Directions:
Write the entries out exactly. Any images they hold stay out of the copy.

Records for this exercise:

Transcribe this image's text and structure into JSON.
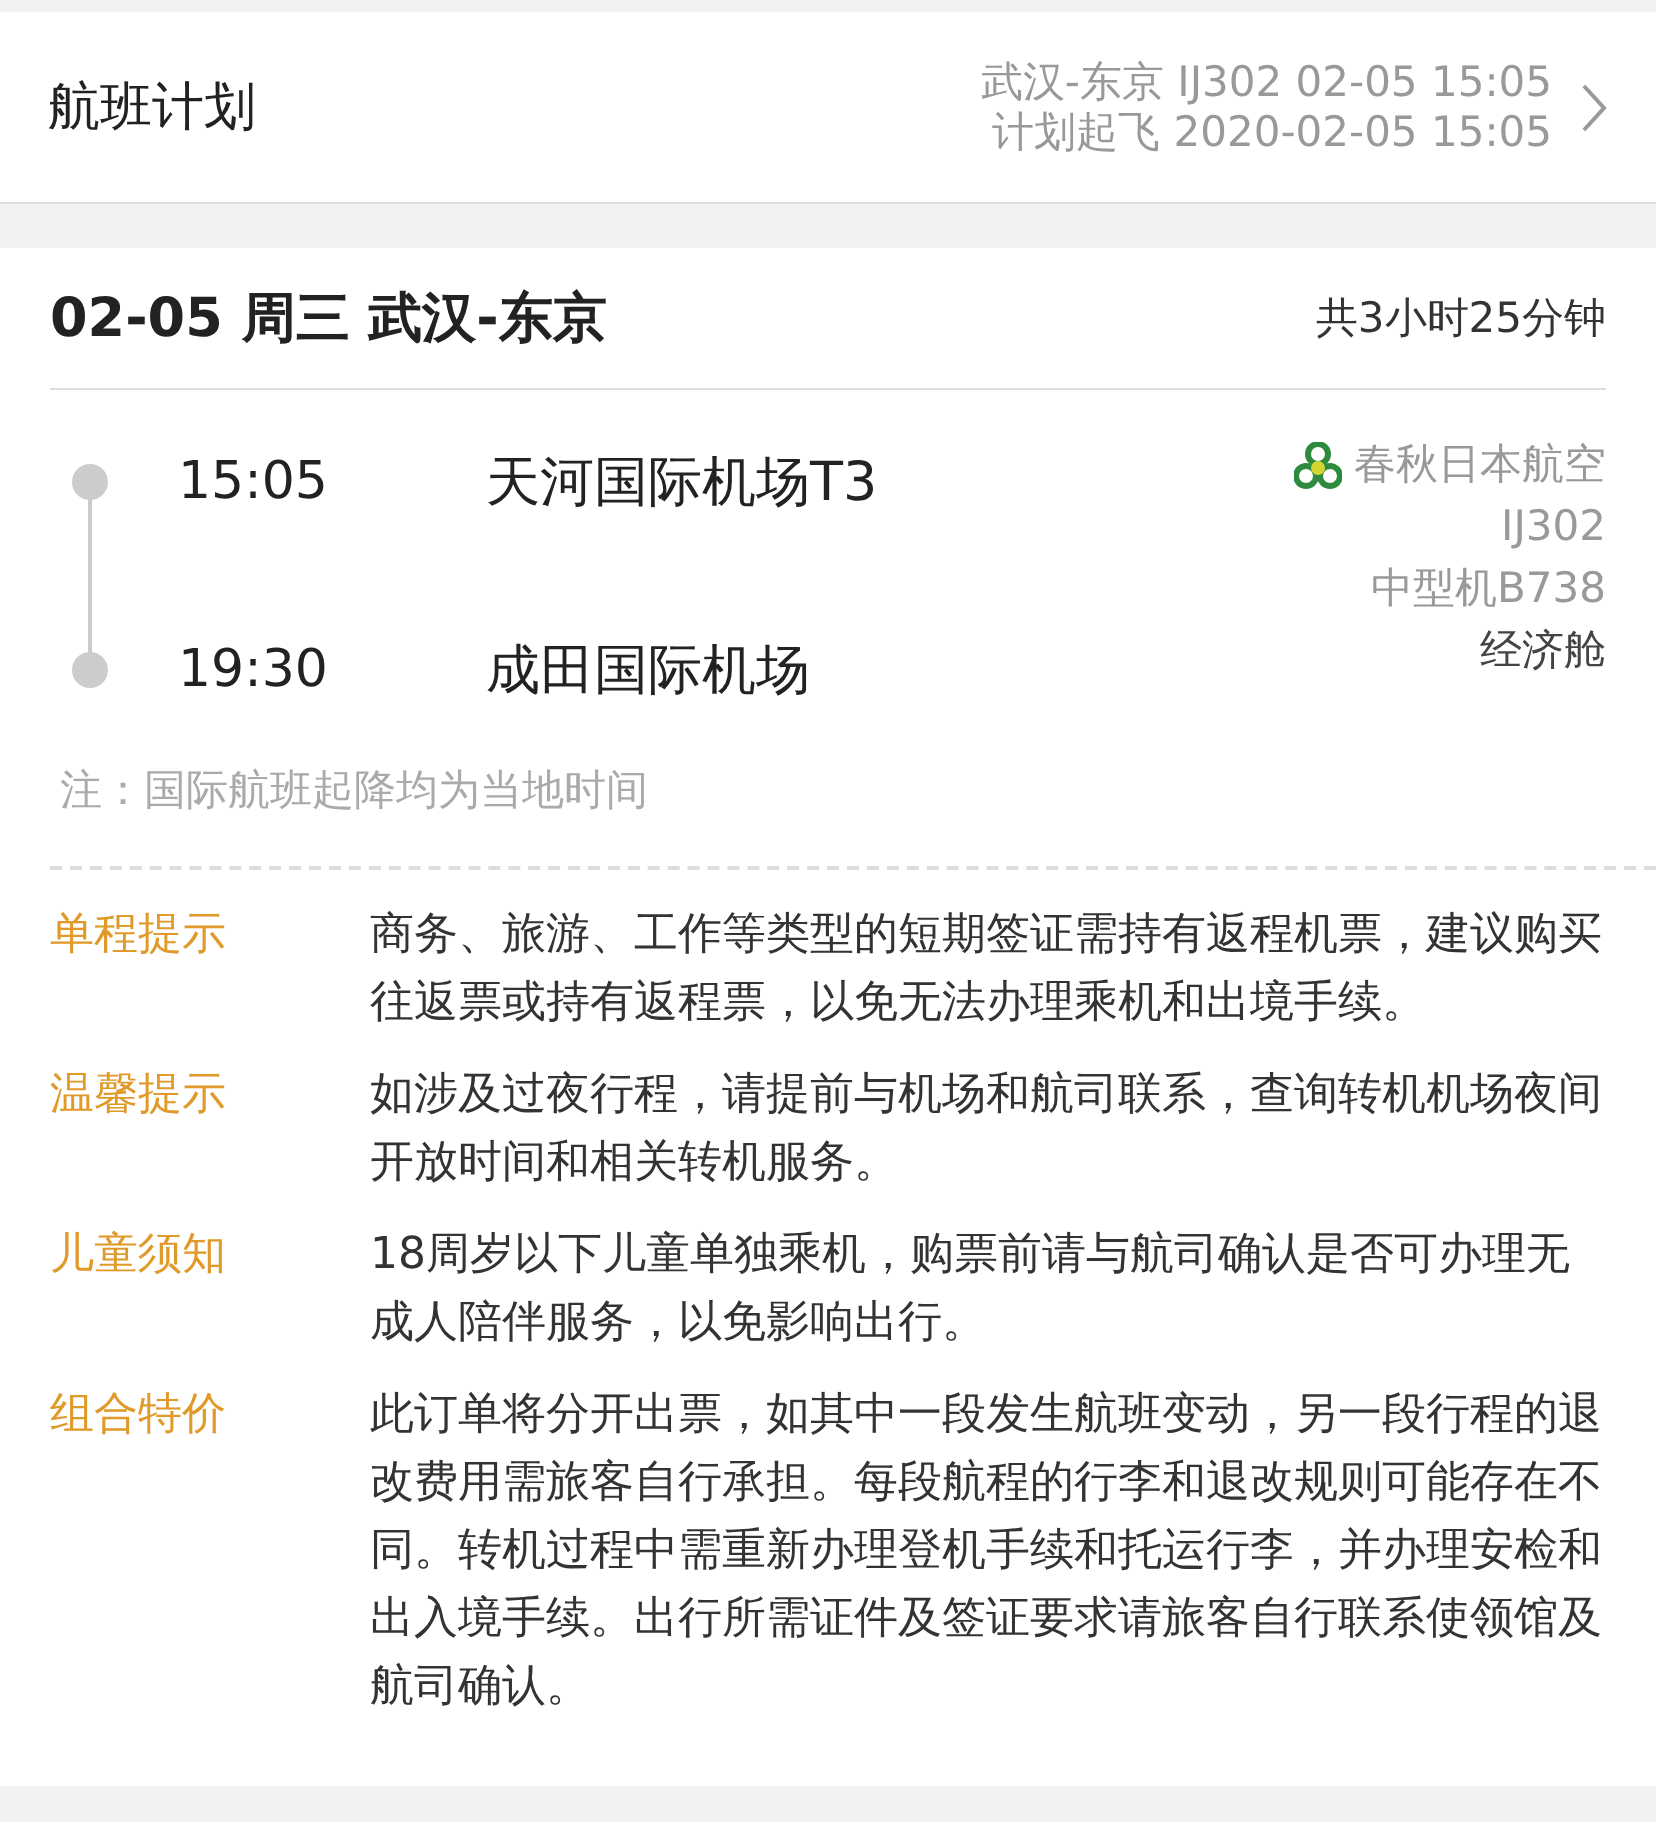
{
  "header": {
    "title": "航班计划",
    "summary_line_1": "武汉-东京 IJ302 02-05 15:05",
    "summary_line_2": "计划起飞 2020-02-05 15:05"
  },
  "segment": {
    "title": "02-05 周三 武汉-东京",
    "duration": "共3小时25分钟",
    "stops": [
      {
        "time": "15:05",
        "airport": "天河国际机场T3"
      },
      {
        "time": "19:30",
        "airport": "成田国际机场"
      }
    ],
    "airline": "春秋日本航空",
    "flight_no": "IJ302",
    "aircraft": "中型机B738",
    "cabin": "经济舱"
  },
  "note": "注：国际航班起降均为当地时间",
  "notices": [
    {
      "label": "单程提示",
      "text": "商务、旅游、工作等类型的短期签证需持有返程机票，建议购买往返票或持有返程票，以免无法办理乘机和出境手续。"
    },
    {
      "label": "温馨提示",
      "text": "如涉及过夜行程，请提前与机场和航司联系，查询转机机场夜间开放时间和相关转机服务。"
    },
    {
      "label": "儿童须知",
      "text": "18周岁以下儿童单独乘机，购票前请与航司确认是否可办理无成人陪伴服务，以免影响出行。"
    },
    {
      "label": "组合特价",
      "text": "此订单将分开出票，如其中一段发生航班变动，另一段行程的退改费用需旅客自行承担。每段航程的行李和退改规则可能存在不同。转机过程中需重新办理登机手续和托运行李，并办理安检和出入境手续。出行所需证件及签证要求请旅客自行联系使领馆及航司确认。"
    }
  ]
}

Solution for this problem:
Transcribe this image's text and structure into JSON.
{
  "header": {
    "title": "航班计划",
    "summary_line_1": "武汉-东京 IJ302 02-05 15:05",
    "summary_line_2": "计划起飞 2020-02-05 15:05"
  },
  "segment": {
    "title": "02-05 周三 武汉-东京",
    "duration": "共3小时25分钟",
    "stops": [
      {
        "time": "15:05",
        "airport": "天河国际机场T3"
      },
      {
        "time": "19:30",
        "airport": "成田国际机场"
      }
    ],
    "airline": "春秋日本航空",
    "flight_no": "IJ302",
    "aircraft": "中型机B738",
    "cabin": "经济舱"
  },
  "note": "注：国际航班起降均为当地时间",
  "notices": [
    {
      "label": "单程提示",
      "text": "商务、旅游、工作等类型的短期签证需持有返程机票，建议购买往返票或持有返程票，以免无法办理乘机和出境手续。"
    },
    {
      "label": "温馨提示",
      "text": "如涉及过夜行程，请提前与机场和航司联系，查询转机机场夜间开放时间和相关转机服务。"
    },
    {
      "label": "儿童须知",
      "text": "18周岁以下儿童单独乘机，购票前请与航司确认是否可办理无成人陪伴服务，以免影响出行。"
    },
    {
      "label": "组合特价",
      "text": "此订单将分开出票，如其中一段发生航班变动，另一段行程的退改费用需旅客自行承担。每段航程的行李和退改规则可能存在不同。转机过程中需重新办理登机手续和托运行李，并办理安检和出入境手续。出行所需证件及签证要求请旅客自行联系使领馆及航司确认。"
    }
  ]
}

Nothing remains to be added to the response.